=== Task directions ===
Exactly as written, print each record in the listing.

=== Recorded information ===
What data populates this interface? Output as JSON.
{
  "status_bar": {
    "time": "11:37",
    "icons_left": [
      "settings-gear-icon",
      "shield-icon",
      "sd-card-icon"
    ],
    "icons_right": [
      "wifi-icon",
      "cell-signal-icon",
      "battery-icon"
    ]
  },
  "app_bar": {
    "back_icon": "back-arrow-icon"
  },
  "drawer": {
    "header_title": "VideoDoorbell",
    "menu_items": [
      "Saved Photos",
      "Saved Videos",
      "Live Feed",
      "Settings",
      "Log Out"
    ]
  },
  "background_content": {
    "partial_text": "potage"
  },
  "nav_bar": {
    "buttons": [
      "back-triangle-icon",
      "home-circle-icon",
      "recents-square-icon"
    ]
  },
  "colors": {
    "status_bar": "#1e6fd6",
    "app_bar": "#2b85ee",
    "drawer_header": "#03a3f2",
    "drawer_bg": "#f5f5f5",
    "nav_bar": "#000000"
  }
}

=== Your response ===
What data populates this interface? Output as JSON.
{
  "status_bar": {
    "time": "11:37",
    "icons_left": [
      "settings-gear-icon",
      "shield-icon",
      "sd-card-icon"
    ],
    "icons_right": [
      "wifi-icon",
      "cell-signal-icon",
      "battery-icon"
    ]
  },
  "app_bar": {
    "back_icon": "back-arrow-icon"
  },
  "drawer": {
    "header_title": "VideoDoorbell",
    "menu_items": [
      "Saved Photos",
      "Saved Videos",
      "Live Feed",
      "Settings",
      "Log Out"
    ]
  },
  "background_content": {
    "partial_text": "potage"
  },
  "nav_bar": {
    "buttons": [
      "back-triangle-icon",
      "home-circle-icon",
      "recents-square-icon"
    ]
  },
  "colors": {
    "status_bar": "#1e6fd6",
    "app_bar": "#2b85ee",
    "drawer_header": "#03a3f2",
    "drawer_bg": "#f5f5f5",
    "nav_bar": "#000000"
  }
}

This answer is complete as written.